Interface dataset entries:

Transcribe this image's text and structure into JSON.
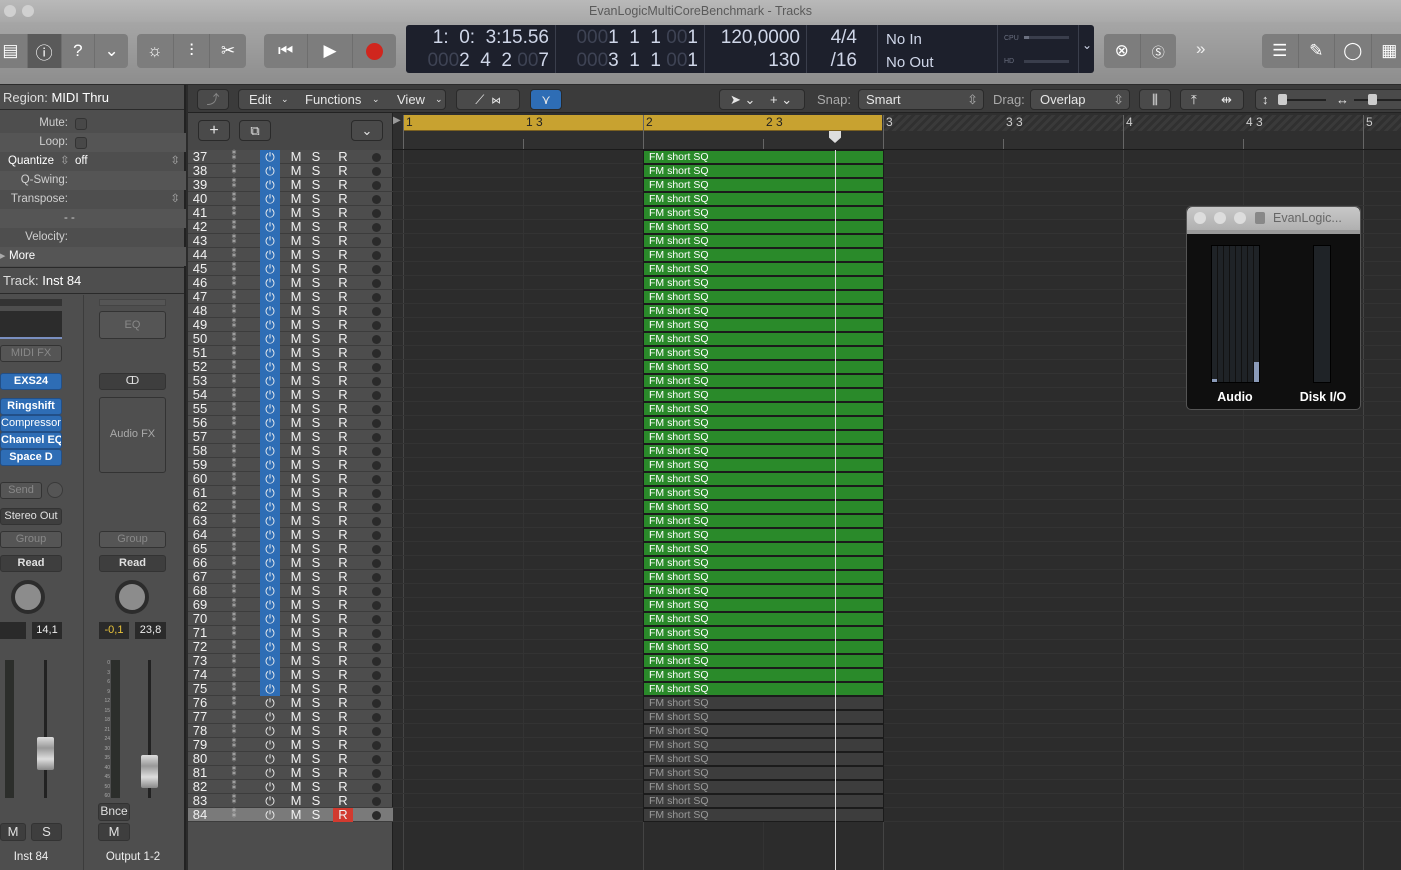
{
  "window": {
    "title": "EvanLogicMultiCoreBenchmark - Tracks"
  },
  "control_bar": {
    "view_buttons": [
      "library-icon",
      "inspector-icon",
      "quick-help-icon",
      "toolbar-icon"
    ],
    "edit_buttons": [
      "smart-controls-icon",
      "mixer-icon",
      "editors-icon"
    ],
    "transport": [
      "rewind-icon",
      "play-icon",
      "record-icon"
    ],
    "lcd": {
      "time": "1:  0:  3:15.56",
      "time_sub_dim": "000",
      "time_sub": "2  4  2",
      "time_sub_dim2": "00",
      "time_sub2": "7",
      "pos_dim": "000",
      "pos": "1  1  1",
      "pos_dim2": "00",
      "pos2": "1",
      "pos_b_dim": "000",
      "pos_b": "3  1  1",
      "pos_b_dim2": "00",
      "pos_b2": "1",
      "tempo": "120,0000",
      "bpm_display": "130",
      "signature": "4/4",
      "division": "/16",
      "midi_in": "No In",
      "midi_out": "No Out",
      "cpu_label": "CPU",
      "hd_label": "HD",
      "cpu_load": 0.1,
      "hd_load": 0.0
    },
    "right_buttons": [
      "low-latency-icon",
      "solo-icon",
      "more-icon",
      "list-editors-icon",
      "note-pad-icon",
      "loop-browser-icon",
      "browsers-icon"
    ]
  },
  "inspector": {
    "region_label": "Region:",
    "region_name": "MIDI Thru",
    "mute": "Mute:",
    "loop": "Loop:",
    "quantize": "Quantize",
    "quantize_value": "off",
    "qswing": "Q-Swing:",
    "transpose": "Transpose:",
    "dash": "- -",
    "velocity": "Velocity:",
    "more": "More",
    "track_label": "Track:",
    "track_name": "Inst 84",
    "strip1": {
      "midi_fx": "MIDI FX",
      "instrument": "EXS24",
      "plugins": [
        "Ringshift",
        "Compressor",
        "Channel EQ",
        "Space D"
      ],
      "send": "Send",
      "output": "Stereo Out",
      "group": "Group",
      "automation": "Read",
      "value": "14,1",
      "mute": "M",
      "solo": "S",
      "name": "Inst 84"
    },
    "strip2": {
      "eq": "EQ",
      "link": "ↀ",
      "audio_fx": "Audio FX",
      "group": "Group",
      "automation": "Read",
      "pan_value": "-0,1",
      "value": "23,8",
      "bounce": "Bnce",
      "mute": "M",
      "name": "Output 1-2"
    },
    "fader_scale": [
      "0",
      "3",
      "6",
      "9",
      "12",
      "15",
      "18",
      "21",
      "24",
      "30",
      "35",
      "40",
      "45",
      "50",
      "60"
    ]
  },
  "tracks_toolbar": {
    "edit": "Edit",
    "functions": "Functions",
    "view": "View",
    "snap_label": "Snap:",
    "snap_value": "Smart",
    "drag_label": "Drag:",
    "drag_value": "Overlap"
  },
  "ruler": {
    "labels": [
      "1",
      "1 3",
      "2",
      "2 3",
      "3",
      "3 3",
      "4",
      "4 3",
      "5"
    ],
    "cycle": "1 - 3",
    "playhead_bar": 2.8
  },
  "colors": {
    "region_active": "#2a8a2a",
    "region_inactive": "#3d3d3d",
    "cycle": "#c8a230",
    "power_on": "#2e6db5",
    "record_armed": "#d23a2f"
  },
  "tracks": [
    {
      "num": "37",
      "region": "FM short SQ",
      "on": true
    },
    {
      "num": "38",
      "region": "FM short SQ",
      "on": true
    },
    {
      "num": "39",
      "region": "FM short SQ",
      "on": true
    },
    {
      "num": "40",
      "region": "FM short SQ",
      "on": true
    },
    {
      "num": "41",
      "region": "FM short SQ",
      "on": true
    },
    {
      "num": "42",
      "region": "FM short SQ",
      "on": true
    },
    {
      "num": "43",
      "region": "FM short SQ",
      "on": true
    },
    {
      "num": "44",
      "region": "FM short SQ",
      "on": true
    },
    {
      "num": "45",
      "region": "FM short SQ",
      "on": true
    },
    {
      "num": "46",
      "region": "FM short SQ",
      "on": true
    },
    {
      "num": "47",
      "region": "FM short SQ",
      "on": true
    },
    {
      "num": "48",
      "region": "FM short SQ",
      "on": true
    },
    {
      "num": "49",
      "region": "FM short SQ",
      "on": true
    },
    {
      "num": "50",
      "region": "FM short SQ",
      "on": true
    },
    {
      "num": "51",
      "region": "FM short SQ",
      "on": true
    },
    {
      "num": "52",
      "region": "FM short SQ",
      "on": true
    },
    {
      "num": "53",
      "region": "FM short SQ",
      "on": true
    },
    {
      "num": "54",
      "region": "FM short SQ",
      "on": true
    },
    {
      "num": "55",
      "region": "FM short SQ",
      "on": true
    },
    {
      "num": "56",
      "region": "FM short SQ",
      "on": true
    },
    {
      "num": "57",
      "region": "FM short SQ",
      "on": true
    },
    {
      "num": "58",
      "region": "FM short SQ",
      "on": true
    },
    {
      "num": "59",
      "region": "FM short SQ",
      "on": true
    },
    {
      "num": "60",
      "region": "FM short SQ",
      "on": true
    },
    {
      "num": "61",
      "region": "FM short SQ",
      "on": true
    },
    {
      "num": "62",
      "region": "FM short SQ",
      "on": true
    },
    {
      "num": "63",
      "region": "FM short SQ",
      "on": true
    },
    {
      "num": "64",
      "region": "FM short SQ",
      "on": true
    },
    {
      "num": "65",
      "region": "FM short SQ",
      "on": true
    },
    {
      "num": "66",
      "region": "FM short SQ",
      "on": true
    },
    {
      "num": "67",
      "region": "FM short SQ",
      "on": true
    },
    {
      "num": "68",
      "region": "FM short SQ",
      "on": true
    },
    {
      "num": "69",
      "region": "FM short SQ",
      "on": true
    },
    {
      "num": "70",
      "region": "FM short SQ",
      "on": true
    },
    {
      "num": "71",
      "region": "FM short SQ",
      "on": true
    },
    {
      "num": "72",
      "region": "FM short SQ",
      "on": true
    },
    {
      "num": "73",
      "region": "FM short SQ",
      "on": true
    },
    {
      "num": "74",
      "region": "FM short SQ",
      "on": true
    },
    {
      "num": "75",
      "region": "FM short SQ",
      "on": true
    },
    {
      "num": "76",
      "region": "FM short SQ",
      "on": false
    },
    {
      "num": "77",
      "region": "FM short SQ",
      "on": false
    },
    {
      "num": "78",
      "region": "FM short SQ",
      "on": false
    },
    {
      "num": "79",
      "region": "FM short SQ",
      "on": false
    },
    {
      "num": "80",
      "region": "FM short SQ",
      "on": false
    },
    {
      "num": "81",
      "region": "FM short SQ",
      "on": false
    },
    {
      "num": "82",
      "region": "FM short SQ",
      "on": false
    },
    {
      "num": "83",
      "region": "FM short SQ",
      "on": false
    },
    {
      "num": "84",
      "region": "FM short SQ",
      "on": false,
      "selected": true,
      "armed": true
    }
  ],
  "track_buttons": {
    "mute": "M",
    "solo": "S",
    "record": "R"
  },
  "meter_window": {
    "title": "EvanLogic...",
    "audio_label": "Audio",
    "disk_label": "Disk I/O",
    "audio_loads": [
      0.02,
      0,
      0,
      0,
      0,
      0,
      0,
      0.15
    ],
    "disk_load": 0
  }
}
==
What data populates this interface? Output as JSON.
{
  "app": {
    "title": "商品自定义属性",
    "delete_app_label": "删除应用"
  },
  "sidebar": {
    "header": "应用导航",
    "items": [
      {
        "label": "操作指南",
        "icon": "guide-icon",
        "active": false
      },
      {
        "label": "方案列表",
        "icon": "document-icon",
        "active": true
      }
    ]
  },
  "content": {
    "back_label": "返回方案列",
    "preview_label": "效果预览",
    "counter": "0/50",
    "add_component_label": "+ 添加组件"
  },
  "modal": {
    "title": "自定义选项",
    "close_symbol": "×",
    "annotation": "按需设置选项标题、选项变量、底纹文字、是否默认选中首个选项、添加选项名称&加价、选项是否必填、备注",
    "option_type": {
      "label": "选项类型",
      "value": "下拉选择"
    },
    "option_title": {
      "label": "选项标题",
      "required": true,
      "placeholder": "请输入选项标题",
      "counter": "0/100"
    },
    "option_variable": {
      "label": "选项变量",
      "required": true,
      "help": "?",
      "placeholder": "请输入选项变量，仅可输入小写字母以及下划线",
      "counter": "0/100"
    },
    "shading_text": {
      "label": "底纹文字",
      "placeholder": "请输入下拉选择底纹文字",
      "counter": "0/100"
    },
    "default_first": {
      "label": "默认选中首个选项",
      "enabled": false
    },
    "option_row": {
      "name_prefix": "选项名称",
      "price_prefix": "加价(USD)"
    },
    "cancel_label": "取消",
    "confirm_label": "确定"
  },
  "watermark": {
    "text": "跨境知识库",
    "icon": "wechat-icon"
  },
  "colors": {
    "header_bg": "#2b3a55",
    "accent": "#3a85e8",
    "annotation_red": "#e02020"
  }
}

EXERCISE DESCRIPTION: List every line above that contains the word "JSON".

FINAL ANSWER:
Transcribe this image's text and structure into JSON.
What data populates this interface? Output as JSON.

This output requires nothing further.